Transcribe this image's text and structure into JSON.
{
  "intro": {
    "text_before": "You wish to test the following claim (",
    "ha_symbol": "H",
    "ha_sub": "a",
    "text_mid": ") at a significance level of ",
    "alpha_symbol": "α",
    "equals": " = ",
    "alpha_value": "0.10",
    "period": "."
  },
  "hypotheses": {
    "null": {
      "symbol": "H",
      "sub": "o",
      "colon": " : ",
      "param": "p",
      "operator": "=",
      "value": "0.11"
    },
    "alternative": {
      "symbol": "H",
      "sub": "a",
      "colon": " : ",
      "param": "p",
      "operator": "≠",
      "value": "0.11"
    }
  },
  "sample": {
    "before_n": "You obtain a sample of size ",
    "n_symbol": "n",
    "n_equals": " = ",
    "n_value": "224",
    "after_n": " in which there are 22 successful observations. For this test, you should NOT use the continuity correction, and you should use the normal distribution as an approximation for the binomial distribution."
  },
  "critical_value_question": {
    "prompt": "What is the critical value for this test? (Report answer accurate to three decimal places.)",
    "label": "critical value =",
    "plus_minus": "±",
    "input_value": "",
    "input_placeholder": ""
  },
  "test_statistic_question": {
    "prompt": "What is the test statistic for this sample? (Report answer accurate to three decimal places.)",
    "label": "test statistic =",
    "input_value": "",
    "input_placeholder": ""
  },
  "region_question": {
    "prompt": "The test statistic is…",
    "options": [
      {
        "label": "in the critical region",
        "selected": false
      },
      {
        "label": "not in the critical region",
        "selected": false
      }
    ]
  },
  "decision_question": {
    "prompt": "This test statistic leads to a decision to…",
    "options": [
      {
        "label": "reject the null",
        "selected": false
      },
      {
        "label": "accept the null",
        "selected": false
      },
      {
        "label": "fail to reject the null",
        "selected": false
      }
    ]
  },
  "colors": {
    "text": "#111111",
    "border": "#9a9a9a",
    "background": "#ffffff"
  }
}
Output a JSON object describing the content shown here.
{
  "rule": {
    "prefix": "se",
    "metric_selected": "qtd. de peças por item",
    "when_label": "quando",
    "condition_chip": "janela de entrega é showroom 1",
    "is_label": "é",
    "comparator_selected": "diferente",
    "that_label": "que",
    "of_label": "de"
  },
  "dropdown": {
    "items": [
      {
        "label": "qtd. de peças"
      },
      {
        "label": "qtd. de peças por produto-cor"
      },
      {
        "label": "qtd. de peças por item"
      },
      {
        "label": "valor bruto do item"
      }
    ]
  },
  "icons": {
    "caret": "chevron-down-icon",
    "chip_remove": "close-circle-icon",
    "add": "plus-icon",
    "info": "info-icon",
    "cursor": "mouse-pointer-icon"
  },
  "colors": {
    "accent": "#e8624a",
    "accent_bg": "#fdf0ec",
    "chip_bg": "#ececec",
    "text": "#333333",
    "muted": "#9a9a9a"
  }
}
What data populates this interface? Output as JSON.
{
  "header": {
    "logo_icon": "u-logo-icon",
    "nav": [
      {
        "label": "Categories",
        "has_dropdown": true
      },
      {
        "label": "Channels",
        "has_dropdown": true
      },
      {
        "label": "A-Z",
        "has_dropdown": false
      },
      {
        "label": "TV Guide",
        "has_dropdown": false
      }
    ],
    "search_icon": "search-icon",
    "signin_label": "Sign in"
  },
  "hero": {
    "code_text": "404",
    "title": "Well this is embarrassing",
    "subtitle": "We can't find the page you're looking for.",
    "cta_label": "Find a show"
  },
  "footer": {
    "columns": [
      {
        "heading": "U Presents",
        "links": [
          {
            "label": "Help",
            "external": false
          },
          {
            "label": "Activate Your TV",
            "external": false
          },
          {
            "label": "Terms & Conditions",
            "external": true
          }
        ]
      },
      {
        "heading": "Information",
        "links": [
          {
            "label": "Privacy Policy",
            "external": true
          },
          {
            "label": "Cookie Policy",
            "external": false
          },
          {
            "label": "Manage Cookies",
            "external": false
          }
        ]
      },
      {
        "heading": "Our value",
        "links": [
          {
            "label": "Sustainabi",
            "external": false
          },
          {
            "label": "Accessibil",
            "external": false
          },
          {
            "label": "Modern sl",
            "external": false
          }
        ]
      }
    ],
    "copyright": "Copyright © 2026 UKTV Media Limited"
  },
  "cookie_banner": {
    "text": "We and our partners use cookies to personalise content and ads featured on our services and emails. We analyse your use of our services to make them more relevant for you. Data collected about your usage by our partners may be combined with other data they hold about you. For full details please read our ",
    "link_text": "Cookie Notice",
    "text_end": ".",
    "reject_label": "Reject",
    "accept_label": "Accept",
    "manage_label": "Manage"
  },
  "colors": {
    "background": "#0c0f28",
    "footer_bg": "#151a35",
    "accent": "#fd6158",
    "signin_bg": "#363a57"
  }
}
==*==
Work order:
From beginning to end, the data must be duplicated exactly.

Response to the exercise:
Transcribe this image's text and structure into JSON.
{
  "intro": {
    "text_before": "You wish to test the following claim (",
    "ha_symbol": "H",
    "ha_sub": "a",
    "text_mid": ") at a significance level of ",
    "alpha_symbol": "α",
    "equals": " = ",
    "alpha_value": "0.10",
    "period": "."
  },
  "hypotheses": {
    "null": {
      "symbol": "H",
      "sub": "o",
      "colon": " : ",
      "param": "p",
      "operator": "=",
      "value": "0.11"
    },
    "alternative": {
      "symbol": "H",
      "sub": "a",
      "colon": " : ",
      "param": "p",
      "operator": "≠",
      "value": "0.11"
    }
  },
  "sample": {
    "before_n": "You obtain a sample of size ",
    "n_symbol": "n",
    "n_equals": " = ",
    "n_value": "224",
    "after_n": " in which there are 22 successful observations. For this test, you should NOT use the continuity correction, and you should use the normal distribution as an approximation for the binomial distribution."
  },
  "critical_value_question": {
    "prompt": "What is the critical value for this test? (Report answer accurate to three decimal places.)",
    "label": "critical value =",
    "plus_minus": "±",
    "input_value": "",
    "input_placeholder": ""
  },
  "test_statistic_question": {
    "prompt": "What is the test statistic for this sample? (Report answer accurate to three decimal places.)",
    "label": "test statistic =",
    "input_value": "",
    "input_placeholder": ""
  },
  "region_question": {
    "prompt": "The test statistic is…",
    "options": [
      {
        "label": "in the critical region",
        "selected": false
      },
      {
        "label": "not in the critical region",
        "selected": false
      }
    ]
  },
  "decision_question": {
    "prompt": "This test statistic leads to a decision to…",
    "options": [
      {
        "label": "reject the null",
        "selected": false
      },
      {
        "label": "accept the null",
        "selected": false
      },
      {
        "label": "fail to reject the null",
        "selected": false
      }
    ]
  },
  "colors": {
    "text": "#111111",
    "border": "#9a9a9a",
    "background": "#ffffff"
  }
}
Output a JSON object describing the content shown here.
{
  "rule": {
    "prefix": "se",
    "metric_selected": "qtd. de peças por item",
    "when_label": "quando",
    "condition_chip": "janela de entrega é showroom 1",
    "is_label": "é",
    "comparator_selected": "diferente",
    "that_label": "que",
    "of_label": "de"
  },
  "dropdown": {
    "items": [
      {
        "label": "qtd. de peças"
      },
      {
        "label": "qtd. de peças por produto-cor"
      },
      {
        "label": "qtd. de peças por item"
      },
      {
        "label": "valor bruto do item"
      }
    ]
  },
  "icons": {
    "caret": "chevron-down-icon",
    "chip_remove": "close-circle-icon",
    "add": "plus-icon",
    "info": "info-icon",
    "cursor": "mouse-pointer-icon"
  },
  "colors": {
    "accent": "#e8624a",
    "accent_bg": "#fdf0ec",
    "chip_bg": "#ececec",
    "text": "#333333",
    "muted": "#9a9a9a"
  }
}
What data populates this interface? Output as JSON.
{
  "header": {
    "logo_icon": "u-logo-icon",
    "nav": [
      {
        "label": "Categories",
        "has_dropdown": true
      },
      {
        "label": "Channels",
        "has_dropdown": true
      },
      {
        "label": "A-Z",
        "has_dropdown": false
      },
      {
        "label": "TV Guide",
        "has_dropdown": false
      }
    ],
    "search_icon": "search-icon",
    "signin_label": "Sign in"
  },
  "hero": {
    "code_text": "404",
    "title": "Well this is embarrassing",
    "subtitle": "We can't find the page you're looking for.",
    "cta_label": "Find a show"
  },
  "footer": {
    "columns": [
      {
        "heading": "U Presents",
        "links": [
          {
            "label": "Help",
            "external": false
          },
          {
            "label": "Activate Your TV",
            "external": false
          },
          {
            "label": "Terms & Conditions",
            "external": true
          }
        ]
      },
      {
        "heading": "Information",
        "links": [
          {
            "label": "Privacy Policy",
            "external": true
          },
          {
            "label": "Cookie Policy",
            "external": false
          },
          {
            "label": "Manage Cookies",
            "external": false
          }
        ]
      },
      {
        "heading": "Our value",
        "links": [
          {
            "label": "Sustainabi",
            "external": false
          },
          {
            "label": "Accessibil",
            "external": false
          },
          {
            "label": "Modern sl",
            "external": false
          }
        ]
      }
    ],
    "copyright": "Copyright © 2026 UKTV Media Limited"
  },
  "cookie_banner": {
    "text": "We and our partners use cookies to personalise content and ads featured on our services and emails. We analyse your use of our services to make them more relevant for you. Data collected about your usage by our partners may be combined with other data they hold about you. For full details please read our ",
    "link_text": "Cookie Notice",
    "text_end": ".",
    "reject_label": "Reject",
    "accept_label": "Accept",
    "manage_label": "Manage"
  },
  "colors": {
    "background": "#0c0f28",
    "footer_bg": "#151a35",
    "accent": "#fd6158",
    "signin_bg": "#363a57"
  }
}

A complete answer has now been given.